Stored dataset items:
▼

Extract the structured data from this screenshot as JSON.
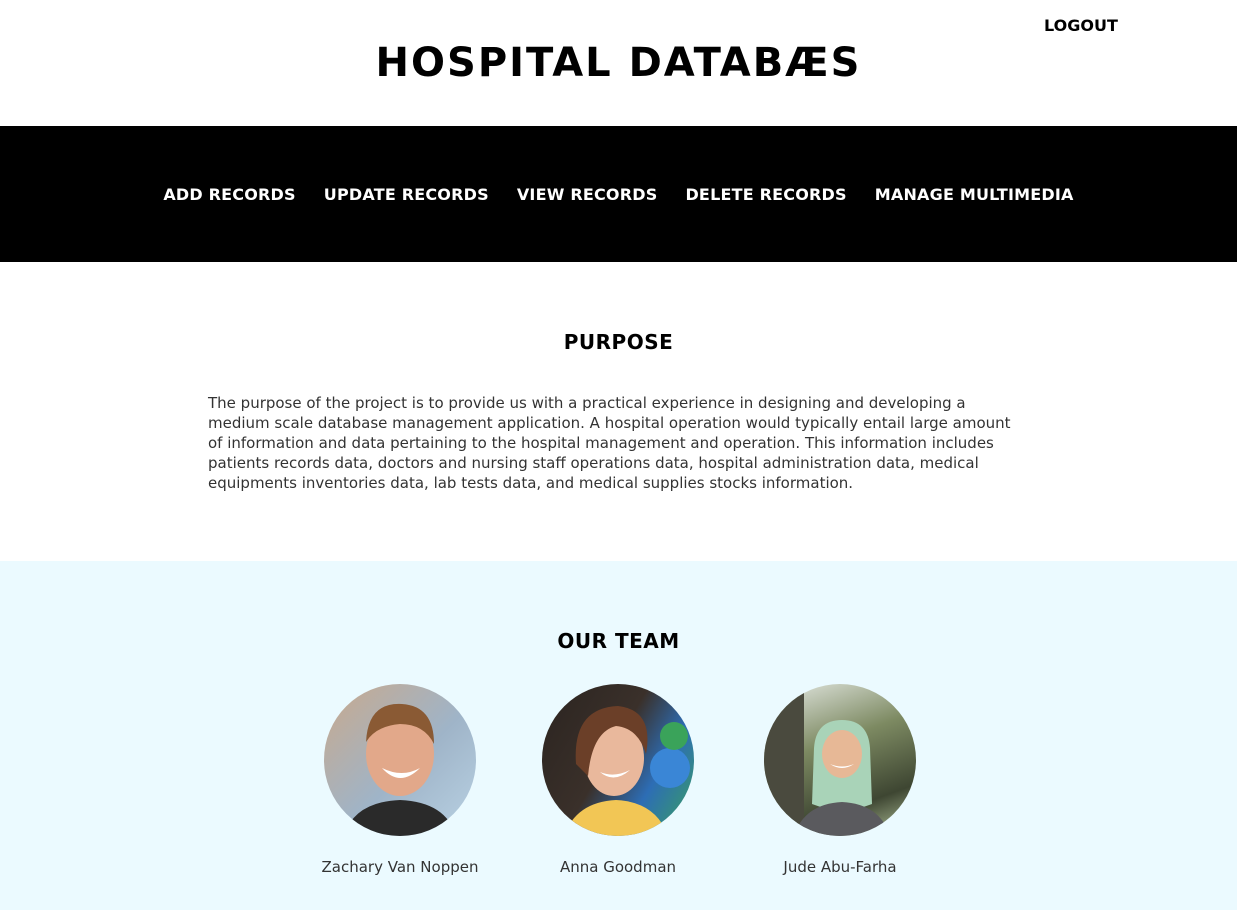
{
  "header": {
    "site_title": "HOSPITAL DATABÆS",
    "logout_label": "LOGOUT"
  },
  "nav": {
    "items": [
      {
        "label": "ADD RECORDS"
      },
      {
        "label": "UPDATE RECORDS"
      },
      {
        "label": "VIEW RECORDS"
      },
      {
        "label": "DELETE RECORDS"
      },
      {
        "label": "MANAGE MULTIMEDIA"
      }
    ]
  },
  "purpose": {
    "heading": "PURPOSE",
    "text": "The purpose of the project is to provide us with a practical experience in designing and developing a medium scale database management application. A hospital operation would typically entail large amount of information and data pertaining to the hospital management and operation. This information includes patients records data, doctors and nursing staff operations data, hospital administration data, medical equipments inventories data, lab tests data, and medical supplies stocks information."
  },
  "team": {
    "heading": "OUR TEAM",
    "members": [
      {
        "name": "Zachary Van Noppen"
      },
      {
        "name": "Anna Goodman"
      },
      {
        "name": "Jude Abu-Farha"
      }
    ]
  },
  "colors": {
    "navbar_bg": "#000000",
    "team_bg": "#ebfaff",
    "text": "#333333"
  }
}
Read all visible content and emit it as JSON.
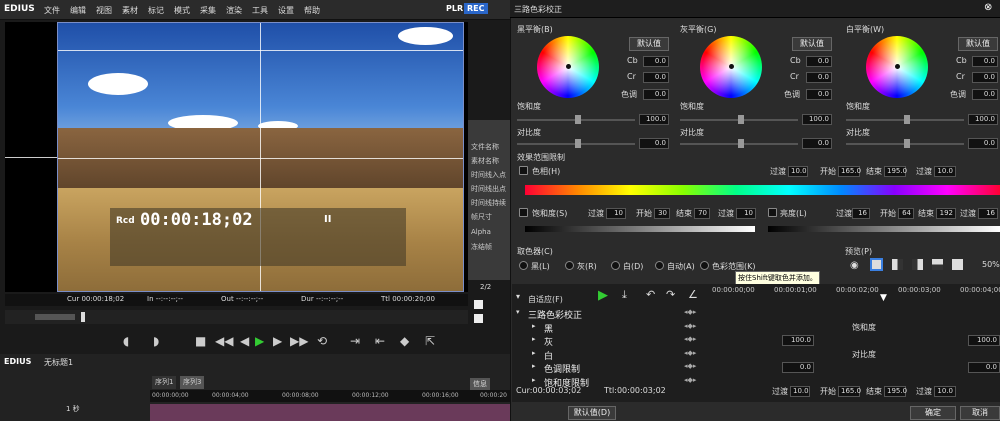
{
  "app": {
    "name": "EDIUS",
    "menus": [
      "文件",
      "编辑",
      "视图",
      "素材",
      "标记",
      "模式",
      "采集",
      "渲染",
      "工具",
      "设置",
      "帮助"
    ],
    "plr": "PLR",
    "rec": "REC"
  },
  "player": {
    "timecode_label": "Rcd",
    "timecode": "00:00:18;02",
    "pause": "II",
    "info": {
      "cur_label": "Cur",
      "cur": "00:00:18;02",
      "in_label": "In",
      "in": "--:--:--;--",
      "out_label": "Out",
      "out": "--:--:--;--",
      "dur_label": "Dur",
      "dur": "--:--:--;--",
      "ttl_label": "Ttl",
      "ttl": "00:00:20;00"
    }
  },
  "properties": {
    "items": [
      "文件名称",
      "素材名称",
      "时间线入点",
      "时间线出点",
      "时间线持续",
      "帧尺寸",
      "Alpha",
      "冻结帧"
    ],
    "page": "2/2"
  },
  "timeline": {
    "project_label": "EDIUS",
    "project_name": "无标题1",
    "tabs": [
      "序列1",
      "序列3"
    ],
    "info_tab": "信息",
    "scale": "1 秒",
    "ruler": [
      "00:00:00;00",
      "00:00:04;00",
      "00:00:08;00",
      "00:00:12;00",
      "00:00:16;00",
      "00:00:20"
    ]
  },
  "dialog": {
    "title": "三路色彩校正",
    "wheels": [
      {
        "title": "黑平衡(B)",
        "default": "默认值",
        "cb_label": "Cb",
        "cb": "0.0",
        "cr_label": "Cr",
        "cr": "0.0",
        "hue_label": "色调",
        "hue": "0.0",
        "sat_label": "饱和度",
        "sat": "100.0",
        "con_label": "对比度",
        "con": "0.0"
      },
      {
        "title": "灰平衡(G)",
        "default": "默认值",
        "cb_label": "Cb",
        "cb": "0.0",
        "cr_label": "Cr",
        "cr": "0.0",
        "hue_label": "色调",
        "hue": "0.0",
        "sat_label": "饱和度",
        "sat": "100.0",
        "con_label": "对比度",
        "con": "0.0"
      },
      {
        "title": "白平衡(W)",
        "default": "默认值",
        "cb_label": "Cb",
        "cb": "0.0",
        "cr_label": "Cr",
        "cr": "0.0",
        "hue_label": "色调",
        "hue": "0.0",
        "sat_label": "饱和度",
        "sat": "100.0",
        "con_label": "对比度",
        "con": "0.0"
      }
    ],
    "range": {
      "title": "效果范围限制",
      "hue_label": "色相(H)",
      "trans_label": "过渡",
      "trans": "10.0",
      "start_label": "开始",
      "start": "165.0",
      "end_label": "结束",
      "end": "195.0",
      "trans2": "10.0",
      "sat_label": "饱和度(S)",
      "sat_trans": "10",
      "sat_start": "30",
      "sat_end": "70",
      "sat_trans2": "10",
      "lum_label": "亮度(L)",
      "lum_trans": "16",
      "lum_start": "64",
      "lum_end": "192",
      "lum_trans2": "16"
    },
    "picker": {
      "title": "取色器(C)",
      "options": [
        "黑(L)",
        "灰(R)",
        "白(D)",
        "自动(A)",
        "色彩范围(K)"
      ],
      "tooltip": "按住Shift键取色并添加。"
    },
    "preview": {
      "title": "预览(P)",
      "zoom": "50%"
    },
    "keyframe": {
      "fit": "自适应(F)",
      "tree": [
        "三路色彩校正",
        "黑",
        "灰",
        "白",
        "色调限制",
        "饱和度限制"
      ],
      "ruler": [
        "00:00:00;00",
        "00:00:01;00",
        "00:00:02;00",
        "00:00:03;00",
        "00:00:04;00"
      ],
      "sat_label": "饱和度",
      "sat": "100.0",
      "con_label": "对比度",
      "con": "0.0",
      "sat2": "100.0",
      "con2": "0.0",
      "cur_label": "Cur:",
      "cur": "00:00:03;02",
      "ttl_label": "Ttl:",
      "ttl": "00:00:03;02",
      "bottom_trans": "过渡",
      "bt1": "10.0",
      "bottom_start": "开始",
      "bt2": "165.0",
      "bottom_end": "结束",
      "bt3": "195.0",
      "bottom_trans2": "过渡",
      "bt4": "10.0"
    },
    "default_btn": "默认值(D)",
    "ok": "确定",
    "cancel": "取消"
  }
}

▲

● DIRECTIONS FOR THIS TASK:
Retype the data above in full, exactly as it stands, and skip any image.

● TASK ANSWER:
Extract the structured data from this screenshot as JSON.
{
  "header": {
    "site_title": "HOSPITAL DATABÆS",
    "logout_label": "LOGOUT"
  },
  "nav": {
    "items": [
      {
        "label": "ADD RECORDS"
      },
      {
        "label": "UPDATE RECORDS"
      },
      {
        "label": "VIEW RECORDS"
      },
      {
        "label": "DELETE RECORDS"
      },
      {
        "label": "MANAGE MULTIMEDIA"
      }
    ]
  },
  "purpose": {
    "heading": "PURPOSE",
    "text": "The purpose of the project is to provide us with a practical experience in designing and developing a medium scale database management application. A hospital operation would typically entail large amount of information and data pertaining to the hospital management and operation. This information includes patients records data, doctors and nursing staff operations data, hospital administration data, medical equipments inventories data, lab tests data, and medical supplies stocks information."
  },
  "team": {
    "heading": "OUR TEAM",
    "members": [
      {
        "name": "Zachary Van Noppen"
      },
      {
        "name": "Anna Goodman"
      },
      {
        "name": "Jude Abu-Farha"
      }
    ]
  },
  "colors": {
    "navbar_bg": "#000000",
    "team_bg": "#ebfaff",
    "text": "#333333"
  }
}
Read all visible content and emit it as JSON.
{
  "app": {
    "name": "EDIUS",
    "menus": [
      "文件",
      "编辑",
      "视图",
      "素材",
      "标记",
      "模式",
      "采集",
      "渲染",
      "工具",
      "设置",
      "帮助"
    ],
    "plr": "PLR",
    "rec": "REC"
  },
  "player": {
    "timecode_label": "Rcd",
    "timecode": "00:00:18;02",
    "pause": "II",
    "info": {
      "cur_label": "Cur",
      "cur": "00:00:18;02",
      "in_label": "In",
      "in": "--:--:--;--",
      "out_label": "Out",
      "out": "--:--:--;--",
      "dur_label": "Dur",
      "dur": "--:--:--;--",
      "ttl_label": "Ttl",
      "ttl": "00:00:20;00"
    }
  },
  "properties": {
    "items": [
      "文件名称",
      "素材名称",
      "时间线入点",
      "时间线出点",
      "时间线持续",
      "帧尺寸",
      "Alpha",
      "冻结帧"
    ],
    "page": "2/2"
  },
  "timeline": {
    "project_label": "EDIUS",
    "project_name": "无标题1",
    "tabs": [
      "序列1",
      "序列3"
    ],
    "info_tab": "信息",
    "scale": "1 秒",
    "ruler": [
      "00:00:00;00",
      "00:00:04;00",
      "00:00:08;00",
      "00:00:12;00",
      "00:00:16;00",
      "00:00:20"
    ]
  },
  "dialog": {
    "title": "三路色彩校正",
    "wheels": [
      {
        "title": "黑平衡(B)",
        "default": "默认值",
        "cb_label": "Cb",
        "cb": "0.0",
        "cr_label": "Cr",
        "cr": "0.0",
        "hue_label": "色调",
        "hue": "0.0",
        "sat_label": "饱和度",
        "sat": "100.0",
        "con_label": "对比度",
        "con": "0.0"
      },
      {
        "title": "灰平衡(G)",
        "default": "默认值",
        "cb_label": "Cb",
        "cb": "0.0",
        "cr_label": "Cr",
        "cr": "0.0",
        "hue_label": "色调",
        "hue": "0.0",
        "sat_label": "饱和度",
        "sat": "100.0",
        "con_label": "对比度",
        "con": "0.0"
      },
      {
        "title": "白平衡(W)",
        "default": "默认值",
        "cb_label": "Cb",
        "cb": "0.0",
        "cr_label": "Cr",
        "cr": "0.0",
        "hue_label": "色调",
        "hue": "0.0",
        "sat_label": "饱和度",
        "sat": "100.0",
        "con_label": "对比度",
        "con": "0.0"
      }
    ],
    "range": {
      "title": "效果范围限制",
      "hue_label": "色相(H)",
      "trans_label": "过渡",
      "trans": "10.0",
      "start_label": "开始",
      "start": "165.0",
      "end_label": "结束",
      "end": "195.0",
      "trans2": "10.0",
      "sat_label": "饱和度(S)",
      "sat_trans": "10",
      "sat_start": "30",
      "sat_end": "70",
      "sat_trans2": "10",
      "lum_label": "亮度(L)",
      "lum_trans": "16",
      "lum_start": "64",
      "lum_end": "192",
      "lum_trans2": "16"
    },
    "picker": {
      "title": "取色器(C)",
      "options": [
        "黑(L)",
        "灰(R)",
        "白(D)",
        "自动(A)",
        "色彩范围(K)"
      ],
      "tooltip": "按住Shift键取色并添加。"
    },
    "preview": {
      "title": "预览(P)",
      "zoom": "50%"
    },
    "keyframe": {
      "fit": "自适应(F)",
      "tree": [
        "三路色彩校正",
        "黑",
        "灰",
        "白",
        "色调限制",
        "饱和度限制"
      ],
      "ruler": [
        "00:00:00;00",
        "00:00:01;00",
        "00:00:02;00",
        "00:00:03;00",
        "00:00:04;00"
      ],
      "sat_label": "饱和度",
      "sat": "100.0",
      "con_label": "对比度",
      "con": "0.0",
      "sat2": "100.0",
      "con2": "0.0",
      "cur_label": "Cur:",
      "cur": "00:00:03;02",
      "ttl_label": "Ttl:",
      "ttl": "00:00:03;02",
      "bottom_trans": "过渡",
      "bt1": "10.0",
      "bottom_start": "开始",
      "bt2": "165.0",
      "bottom_end": "结束",
      "bt3": "195.0",
      "bottom_trans2": "过渡",
      "bt4": "10.0"
    },
    "default_btn": "默认值(D)",
    "ok": "确定",
    "cancel": "取消"
  }
}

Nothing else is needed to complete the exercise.